– Westchester Magazine
Dr. James A. Grymes is an internationally respected musicologist, a critically acclaimed author, and a dynamic speaker who has addressed audiences at significant public venues such as the United Nations Headquarters, Weill Recital Hall at Carnegie Hall, the American Israel Public Affairs Committee (AIPAC) Policy Conference, and the historic 16th Street Baptist Church in Birmingham, AL. Dr. Grymes has been featured in interviews by the New York Times, ABC News, and CNN, and has written essays for the Huffington Post and the Israeli music magazine Opus.
He is the author of Violins of Hope: Instruments of Hope and Liberation in Mankind’s Darkest Hour (Harper Perennial, 2014). A stirring testament to the strength of the human spirit and the power of music, Violins of Hope tells the remarkable stories of violins played by Jewish musicians during the Holocaust, and of the Israeli violinmaker dedicated to bringing these inspirational instruments back to life. The book, which composer John Williams described as “one of the most moving chronicles in the history of Western music,” presents a new way of understanding the Holocaust. Violins of Hope won a National Jewish Book Award.
Dr. Grymes is Professor of Musicology at the University of North Carolina at Charlotte. He is represented by John Rudolph of Dystel, Goderich & Bourret.
Although Ernst von Dohnányi was considered by many of his contemporaries to be the greatest musician of his generation, his considerable musical legacy was largely ignored by the musical community in the latter half of the 20th century. This was primarily the result of a regrettable trend in the arts that valued avant-garde compositional styles at the expense of the works of composers who remained faithful to the musical language of 19th-century Romanticism. Recent years, however, have brought revised assessments of Dohnányi that disprove many of the misgivings and criticisms expressed by earlier scholars. Edited by leading contemporary scholar James A. Grymes, this work represents an essential next step in restoring Dohnányi to his rightful place in the annals of great musicians.
Many of the essays collected here have been carefully selected from the finest papers presented at the 2002 International Ernst von Dohnányi Festival at The Florida State University and are in this volume available publicly for the first time, while others are reprints of writings that have made significant advances in the field. Of particular importance is Viktor Papp’s essential 1927 biography of Dohnányi, available here in English for the first time.

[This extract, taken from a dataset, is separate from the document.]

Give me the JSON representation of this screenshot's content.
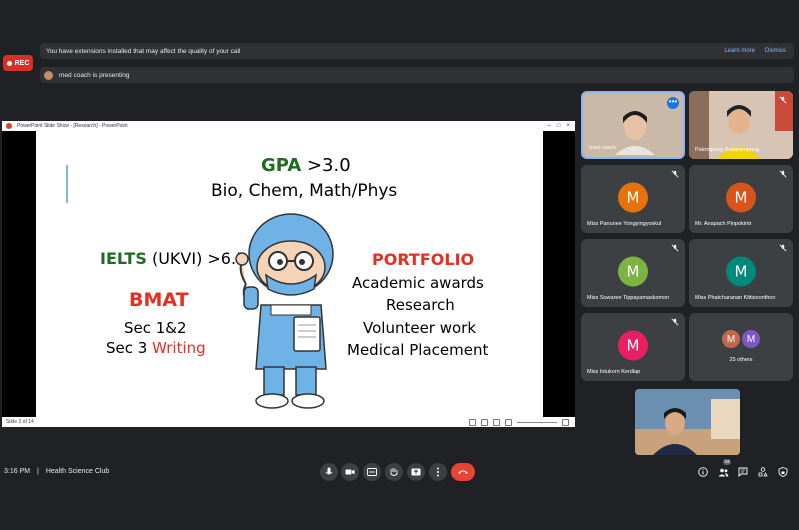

“…a rare kind of biography and autobiography: a clear and elegant exposition of fact, as well as a humane portrait of a great piano virtuoso, composer, teacher, and democratic soul, as told to and seen through the eyes of one close to him.” —Mark Mitchell
Ernst von Dohnányi was one of the most highly respected musicians of his time. He is remembered for his technique and interpretive skills as a pianist and conductor, as well as for the masterpieces he composed for piano, chamber ensembles, and orchestra. As a teacher and administrator, Dohnányi was responsible for the training of an entire generation of musicians in Hungary, and for helping to shape the country’s musical culture. After World War II, his career foundered when he was falsely accused of being a Nazi sympathizer. In 1953, at the age of 76, Dohnányi returned to international prominence with a triumphant “re-debut” at Carnegie Hall. Ernst von Dohnányi: A Song of Life, written from a firsthand perspective by Dohnányi’s widow and edited by leading Dohnányi scholar James A. Grymes, is the first full English-language biography of the artist.